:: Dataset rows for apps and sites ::
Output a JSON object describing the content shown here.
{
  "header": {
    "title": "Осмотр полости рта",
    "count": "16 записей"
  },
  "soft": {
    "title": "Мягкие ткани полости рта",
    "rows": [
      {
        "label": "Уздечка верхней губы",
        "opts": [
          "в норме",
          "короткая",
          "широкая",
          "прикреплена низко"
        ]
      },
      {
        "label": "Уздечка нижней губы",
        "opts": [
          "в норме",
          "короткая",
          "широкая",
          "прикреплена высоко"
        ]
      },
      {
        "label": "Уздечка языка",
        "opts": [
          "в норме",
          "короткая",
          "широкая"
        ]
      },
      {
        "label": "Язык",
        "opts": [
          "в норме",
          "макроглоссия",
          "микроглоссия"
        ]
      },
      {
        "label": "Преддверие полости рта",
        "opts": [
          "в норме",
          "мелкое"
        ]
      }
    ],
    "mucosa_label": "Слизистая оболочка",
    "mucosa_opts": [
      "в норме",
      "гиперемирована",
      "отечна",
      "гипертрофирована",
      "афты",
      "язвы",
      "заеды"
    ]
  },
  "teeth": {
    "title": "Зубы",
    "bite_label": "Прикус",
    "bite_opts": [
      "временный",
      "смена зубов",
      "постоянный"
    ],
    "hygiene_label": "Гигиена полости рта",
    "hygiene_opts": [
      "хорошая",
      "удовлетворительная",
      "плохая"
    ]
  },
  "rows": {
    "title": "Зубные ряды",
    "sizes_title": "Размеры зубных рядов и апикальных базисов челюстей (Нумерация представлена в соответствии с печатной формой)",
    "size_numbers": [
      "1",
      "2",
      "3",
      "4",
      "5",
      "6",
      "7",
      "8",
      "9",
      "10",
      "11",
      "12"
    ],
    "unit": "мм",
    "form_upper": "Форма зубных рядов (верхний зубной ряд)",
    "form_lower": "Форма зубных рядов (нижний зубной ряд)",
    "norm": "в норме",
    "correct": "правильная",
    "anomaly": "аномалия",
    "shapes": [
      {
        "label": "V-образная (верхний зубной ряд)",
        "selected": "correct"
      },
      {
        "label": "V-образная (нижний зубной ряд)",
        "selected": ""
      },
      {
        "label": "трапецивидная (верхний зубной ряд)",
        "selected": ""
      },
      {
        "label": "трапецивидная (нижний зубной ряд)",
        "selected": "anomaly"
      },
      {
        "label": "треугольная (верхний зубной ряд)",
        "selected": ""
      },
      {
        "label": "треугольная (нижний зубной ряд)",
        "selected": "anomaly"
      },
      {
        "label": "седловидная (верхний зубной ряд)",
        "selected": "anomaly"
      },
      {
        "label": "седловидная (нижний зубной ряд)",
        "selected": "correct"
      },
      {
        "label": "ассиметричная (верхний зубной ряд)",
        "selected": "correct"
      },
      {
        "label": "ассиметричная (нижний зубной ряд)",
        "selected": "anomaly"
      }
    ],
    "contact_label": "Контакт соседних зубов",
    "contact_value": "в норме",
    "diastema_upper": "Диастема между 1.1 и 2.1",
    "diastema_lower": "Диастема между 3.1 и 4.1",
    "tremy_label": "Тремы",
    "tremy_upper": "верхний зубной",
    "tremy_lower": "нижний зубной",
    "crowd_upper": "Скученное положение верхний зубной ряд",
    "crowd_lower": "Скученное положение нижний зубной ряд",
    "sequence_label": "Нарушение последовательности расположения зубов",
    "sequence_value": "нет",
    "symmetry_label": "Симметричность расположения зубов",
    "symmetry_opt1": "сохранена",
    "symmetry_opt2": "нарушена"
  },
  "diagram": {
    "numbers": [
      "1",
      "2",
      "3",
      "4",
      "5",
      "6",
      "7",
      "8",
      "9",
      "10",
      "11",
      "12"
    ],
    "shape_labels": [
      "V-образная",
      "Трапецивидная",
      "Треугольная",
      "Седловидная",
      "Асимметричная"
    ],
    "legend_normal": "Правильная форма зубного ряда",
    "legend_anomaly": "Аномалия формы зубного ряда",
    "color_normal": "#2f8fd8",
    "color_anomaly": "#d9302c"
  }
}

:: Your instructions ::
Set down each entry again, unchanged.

:: Solved problem ::
Output a JSON object describing the content shown here.
{
  "header": {
    "title": "Осмотр полости рта",
    "count": "16 записей"
  },
  "soft": {
    "title": "Мягкие ткани полости рта",
    "rows": [
      {
        "label": "Уздечка верхней губы",
        "opts": [
          "в норме",
          "короткая",
          "широкая",
          "прикреплена низко"
        ]
      },
      {
        "label": "Уздечка нижней губы",
        "opts": [
          "в норме",
          "короткая",
          "широкая",
          "прикреплена высоко"
        ]
      },
      {
        "label": "Уздечка языка",
        "opts": [
          "в норме",
          "короткая",
          "широкая"
        ]
      },
      {
        "label": "Язык",
        "opts": [
          "в норме",
          "макроглоссия",
          "микроглоссия"
        ]
      },
      {
        "label": "Преддверие полости рта",
        "opts": [
          "в норме",
          "мелкое"
        ]
      }
    ],
    "mucosa_label": "Слизистая оболочка",
    "mucosa_opts": [
      "в норме",
      "гиперемирована",
      "отечна",
      "гипертрофирована",
      "афты",
      "язвы",
      "заеды"
    ]
  },
  "teeth": {
    "title": "Зубы",
    "bite_label": "Прикус",
    "bite_opts": [
      "временный",
      "смена зубов",
      "постоянный"
    ],
    "hygiene_label": "Гигиена полости рта",
    "hygiene_opts": [
      "хорошая",
      "удовлетворительная",
      "плохая"
    ]
  },
  "rows": {
    "title": "Зубные ряды",
    "sizes_title": "Размеры зубных рядов и апикальных базисов челюстей (Нумерация представлена в соответствии с печатной формой)",
    "size_numbers": [
      "1",
      "2",
      "3",
      "4",
      "5",
      "6",
      "7",
      "8",
      "9",
      "10",
      "11",
      "12"
    ],
    "unit": "мм",
    "form_upper": "Форма зубных рядов (верхний зубной ряд)",
    "form_lower": "Форма зубных рядов (нижний зубной ряд)",
    "norm": "в норме",
    "correct": "правильная",
    "anomaly": "аномалия",
    "shapes": [
      {
        "label": "V-образная (верхний зубной ряд)",
        "selected": "correct"
      },
      {
        "label": "V-образная (нижний зубной ряд)",
        "selected": ""
      },
      {
        "label": "трапецивидная (верхний зубной ряд)",
        "selected": ""
      },
      {
        "label": "трапецивидная (нижний зубной ряд)",
        "selected": "anomaly"
      },
      {
        "label": "треугольная (верхний зубной ряд)",
        "selected": ""
      },
      {
        "label": "треугольная (нижний зубной ряд)",
        "selected": "anomaly"
      },
      {
        "label": "седловидная (верхний зубной ряд)",
        "selected": "anomaly"
      },
      {
        "label": "седловидная (нижний зубной ряд)",
        "selected": "correct"
      },
      {
        "label": "ассиметричная (верхний зубной ряд)",
        "selected": "correct"
      },
      {
        "label": "ассиметричная (нижний зубной ряд)",
        "selected": "anomaly"
      }
    ],
    "contact_label": "Контакт соседних зубов",
    "contact_value": "в норме",
    "diastema_upper": "Диастема между 1.1 и 2.1",
    "diastema_lower": "Диастема между 3.1 и 4.1",
    "tremy_label": "Тремы",
    "tremy_upper": "верхний зубной",
    "tremy_lower": "нижний зубной",
    "crowd_upper": "Скученное положение верхний зубной ряд",
    "crowd_lower": "Скученное положение нижний зубной ряд",
    "sequence_label": "Нарушение последовательности расположения зубов",
    "sequence_value": "нет",
    "symmetry_label": "Симметричность расположения зубов",
    "symmetry_opt1": "сохранена",
    "symmetry_opt2": "нарушена"
  },
  "diagram": {
    "numbers": [
      "1",
      "2",
      "3",
      "4",
      "5",
      "6",
      "7",
      "8",
      "9",
      "10",
      "11",
      "12"
    ],
    "shape_labels": [
      "V-образная",
      "Трапецивидная",
      "Треугольная",
      "Седловидная",
      "Асимметричная"
    ],
    "legend_normal": "Правильная форма зубного ряда",
    "legend_anomaly": "Аномалия формы зубного ряда",
    "color_normal": "#2f8fd8",
    "color_anomaly": "#d9302c"
  }
}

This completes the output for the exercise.